PROBLEM DESCRIPTION
In the entries that follow, find every line containing "user" and copy it.

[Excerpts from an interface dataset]
==========

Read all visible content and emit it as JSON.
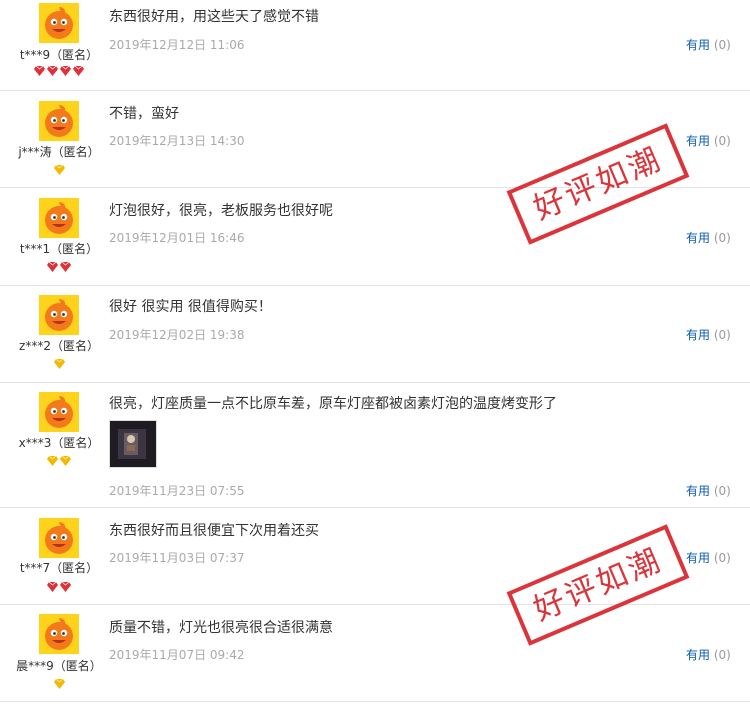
{
  "colors": {
    "link": "#0b5bb0",
    "date": "#aaaaaa",
    "stamp": "#d8232a",
    "gem_red": "#e0303a",
    "gem_gold": "#f5b800",
    "avatar_bg": "#ffd21c"
  },
  "stamp_text": "好评如潮",
  "reviews": [
    {
      "user": "t***9（匿名）",
      "content": "东西很好用，用这些天了感觉不错",
      "date": "2019年12月12日 11:06",
      "useful_label": "有用",
      "useful_count": "(0)",
      "gems": 4,
      "gem_type": "red"
    },
    {
      "user": "j***涛（匿名）",
      "content": "不错，蛮好",
      "date": "2019年12月13日 14:30",
      "useful_label": "有用",
      "useful_count": "(0)",
      "gems": 1,
      "gem_type": "gold"
    },
    {
      "user": "t***1（匿名）",
      "content": "灯泡很好，很亮，老板服务也很好呢",
      "date": "2019年12月01日 16:46",
      "useful_label": "有用",
      "useful_count": "(0)",
      "gems": 2,
      "gem_type": "red"
    },
    {
      "user": "z***2（匿名）",
      "content": "很好 很实用 很值得购买！",
      "date": "2019年12月02日 19:38",
      "useful_label": "有用",
      "useful_count": "(0)",
      "gems": 1,
      "gem_type": "gold"
    },
    {
      "user": "x***3（匿名）",
      "content": "很亮，灯座质量一点不比原车差，原车灯座都被卤素灯泡的温度烤变形了",
      "date": "2019年11月23日 07:55",
      "useful_label": "有用",
      "useful_count": "(0)",
      "gems": 2,
      "gem_type": "gold"
    },
    {
      "user": "t***7（匿名）",
      "content": "东西很好而且很便宜下次用着还买",
      "date": "2019年11月03日 07:37",
      "useful_label": "有用",
      "useful_count": "(0)",
      "gems": 2,
      "gem_type": "red"
    },
    {
      "user": "晨***9（匿名）",
      "content": "质量不错，灯光也很亮很合适很满意",
      "date": "2019年11月07日 09:42",
      "useful_label": "有用",
      "useful_count": "(0)",
      "gems": 1,
      "gem_type": "gold"
    }
  ]
}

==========

ANSWER BOX
      "user": "t***9（匿名）",
      "user": "j***涛（匿名）",
      "user": "t***1（匿名）",
      "user": "z***2（匿名）",
      "user": "x***3（匿名）",
      "user": "t***7（匿名）",
      "user": "晨***9（匿名）",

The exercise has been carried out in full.